When I was younger, there were only three main varieties of apples in the produce department: Red Delicious, Golden Delicious and Granny Smith.
I used to enjoy the sweet Red Delicious because its skin was not too thick. But I couldn’t depend on their crunchiness. Sometimes they were mealy and totally unappetizing.
Then I found the Fuji. I wrote a previous blog about how Fuji apples revolutionized apple sales and consumption, because they were not dark red on the outside. (Years ago, everyone thought that apples had to be red for consumers to buy them!) Fujis were kind of “ugly” and the flavor profile was more sophisticated than the Red Delicious.
But after a few years, Fuji apples didn’t taste so exciting to me anymore. Back to the grocery store to find a new apple variety.
Enter the Honeycrisp. Yum! I’m sure you’ve seen or tasted this apple or at least heard about it. It was developed in Minnesota and first introduced commercially in 1974. It has grown so much in popularity and significance that in 2006, Andersen Elementary School in Bayport, Minn., petitioned for the Minnesota state legislature to make the Honeycrisp apple the state fruit; the bill was passed in May 2006.
Last fall, as I traveled across the United States, I heard the same story. The entire Honeycrisp crop had sold out early last season and consumers were asking their produce managers, “Where are the Honeycrisp apples?” When they finally arrived at my local store, even though the displays were large, they sold out quickly and it took a few weeks for my produce manager to order enough! (What a great problem to have, right?)
This year the Honeycrisp season will be ending early again. I was at my local Trader Joe’s last week and noticed some bruising and the TJ’s employee working in produce that day told me, “Yeah, it’s nearly the end of the season.”
So, now I am on the hunt for a new variety to try until my beloved Honeycrisp comes back into season. I tried the Ambrosia last week. My produce guy thought I would enjoy them as much – but their flavor profile wasn’t as satisfying. But the Ambrosia are crisp, which I like.
If you’ve always purchased the same apple varieties, maybe it’s a good time to try a new variety. When you are shopping and want to know what they taste like, feel free to ask your produce manager to cut one up for you. Did you know that many produce managers LOVE it when a shopper asks for their advice or recommendation?
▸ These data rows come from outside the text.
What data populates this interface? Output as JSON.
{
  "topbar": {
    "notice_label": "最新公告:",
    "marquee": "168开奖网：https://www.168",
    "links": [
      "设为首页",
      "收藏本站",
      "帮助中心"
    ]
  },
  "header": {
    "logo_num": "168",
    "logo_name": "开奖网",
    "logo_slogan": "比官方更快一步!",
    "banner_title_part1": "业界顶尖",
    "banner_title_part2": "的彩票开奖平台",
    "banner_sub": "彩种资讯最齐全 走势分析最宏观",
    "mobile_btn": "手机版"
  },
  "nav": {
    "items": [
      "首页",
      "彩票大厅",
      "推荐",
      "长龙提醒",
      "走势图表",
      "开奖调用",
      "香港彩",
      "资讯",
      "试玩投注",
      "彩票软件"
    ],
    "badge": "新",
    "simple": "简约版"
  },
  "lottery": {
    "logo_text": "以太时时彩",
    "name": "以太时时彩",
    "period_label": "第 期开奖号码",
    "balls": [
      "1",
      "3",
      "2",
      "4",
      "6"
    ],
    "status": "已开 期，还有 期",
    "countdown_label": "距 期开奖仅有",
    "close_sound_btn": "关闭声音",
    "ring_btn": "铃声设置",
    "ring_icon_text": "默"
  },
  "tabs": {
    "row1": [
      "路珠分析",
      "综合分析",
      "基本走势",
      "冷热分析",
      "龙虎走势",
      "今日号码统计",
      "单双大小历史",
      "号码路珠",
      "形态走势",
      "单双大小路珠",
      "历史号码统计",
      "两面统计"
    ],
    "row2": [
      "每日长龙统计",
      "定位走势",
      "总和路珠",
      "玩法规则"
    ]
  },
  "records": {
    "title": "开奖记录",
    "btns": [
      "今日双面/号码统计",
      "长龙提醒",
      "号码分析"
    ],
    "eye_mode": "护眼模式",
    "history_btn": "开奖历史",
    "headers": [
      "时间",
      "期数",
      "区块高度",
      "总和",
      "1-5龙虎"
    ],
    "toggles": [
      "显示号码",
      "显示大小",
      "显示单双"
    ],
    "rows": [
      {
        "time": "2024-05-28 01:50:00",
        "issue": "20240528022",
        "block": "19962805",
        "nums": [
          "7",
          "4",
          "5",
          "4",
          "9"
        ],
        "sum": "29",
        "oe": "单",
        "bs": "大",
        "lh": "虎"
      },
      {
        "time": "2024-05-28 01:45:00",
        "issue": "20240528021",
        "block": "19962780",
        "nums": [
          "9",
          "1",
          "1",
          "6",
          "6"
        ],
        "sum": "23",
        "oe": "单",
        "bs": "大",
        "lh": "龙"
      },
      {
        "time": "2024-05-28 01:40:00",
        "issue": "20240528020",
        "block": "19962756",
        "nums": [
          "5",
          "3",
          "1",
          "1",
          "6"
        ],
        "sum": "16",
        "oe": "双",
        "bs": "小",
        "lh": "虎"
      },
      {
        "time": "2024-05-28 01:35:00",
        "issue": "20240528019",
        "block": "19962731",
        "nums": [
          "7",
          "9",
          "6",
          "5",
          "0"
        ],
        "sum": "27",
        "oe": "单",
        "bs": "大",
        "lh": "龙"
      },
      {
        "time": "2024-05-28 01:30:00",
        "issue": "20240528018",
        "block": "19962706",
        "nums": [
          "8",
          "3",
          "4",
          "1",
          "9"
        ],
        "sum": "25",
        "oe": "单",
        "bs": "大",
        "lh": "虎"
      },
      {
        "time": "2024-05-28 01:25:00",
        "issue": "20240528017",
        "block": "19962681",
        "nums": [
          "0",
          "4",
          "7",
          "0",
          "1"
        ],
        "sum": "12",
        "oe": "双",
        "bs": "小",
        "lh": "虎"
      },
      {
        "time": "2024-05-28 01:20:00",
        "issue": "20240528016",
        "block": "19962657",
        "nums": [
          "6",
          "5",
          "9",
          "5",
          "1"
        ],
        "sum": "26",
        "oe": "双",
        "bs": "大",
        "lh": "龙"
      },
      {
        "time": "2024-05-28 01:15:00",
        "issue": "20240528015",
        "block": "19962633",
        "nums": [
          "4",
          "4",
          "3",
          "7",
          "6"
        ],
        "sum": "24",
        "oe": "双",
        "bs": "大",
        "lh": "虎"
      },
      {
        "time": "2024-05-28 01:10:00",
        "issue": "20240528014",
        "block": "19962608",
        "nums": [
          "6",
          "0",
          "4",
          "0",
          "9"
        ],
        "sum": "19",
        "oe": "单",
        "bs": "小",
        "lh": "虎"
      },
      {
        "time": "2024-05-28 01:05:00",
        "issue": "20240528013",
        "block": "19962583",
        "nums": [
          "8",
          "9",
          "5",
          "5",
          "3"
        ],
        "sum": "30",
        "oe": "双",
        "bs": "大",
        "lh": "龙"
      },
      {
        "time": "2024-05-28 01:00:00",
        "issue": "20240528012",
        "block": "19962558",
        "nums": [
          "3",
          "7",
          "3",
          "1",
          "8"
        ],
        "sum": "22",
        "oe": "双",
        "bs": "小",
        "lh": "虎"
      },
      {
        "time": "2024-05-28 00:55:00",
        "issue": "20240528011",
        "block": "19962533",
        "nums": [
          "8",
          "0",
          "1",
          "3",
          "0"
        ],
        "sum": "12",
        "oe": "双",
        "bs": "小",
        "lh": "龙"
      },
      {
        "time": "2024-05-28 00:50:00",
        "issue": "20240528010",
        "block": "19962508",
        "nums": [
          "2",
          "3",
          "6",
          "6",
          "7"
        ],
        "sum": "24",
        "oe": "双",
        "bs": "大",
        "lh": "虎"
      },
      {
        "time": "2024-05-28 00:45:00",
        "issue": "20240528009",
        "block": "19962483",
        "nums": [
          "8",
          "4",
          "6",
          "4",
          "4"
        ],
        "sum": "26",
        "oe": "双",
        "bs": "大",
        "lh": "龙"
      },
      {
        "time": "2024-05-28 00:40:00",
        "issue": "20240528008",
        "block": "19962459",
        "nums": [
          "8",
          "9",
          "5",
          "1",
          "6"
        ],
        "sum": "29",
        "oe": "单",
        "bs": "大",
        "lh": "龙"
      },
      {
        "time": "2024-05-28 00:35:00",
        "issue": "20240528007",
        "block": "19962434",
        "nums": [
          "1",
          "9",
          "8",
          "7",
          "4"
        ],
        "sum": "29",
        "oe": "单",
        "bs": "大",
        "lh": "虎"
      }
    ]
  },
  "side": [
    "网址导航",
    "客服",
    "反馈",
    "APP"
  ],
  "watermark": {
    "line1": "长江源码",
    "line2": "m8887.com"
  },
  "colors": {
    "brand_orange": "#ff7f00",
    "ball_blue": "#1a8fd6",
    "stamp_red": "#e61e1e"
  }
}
What’s your favorite apple variety to eat out of hand? I would love to know – you can comment at the bottom of my blog online.
Remember the old adage? An apple a day keeps the doctor away. I think it’s true!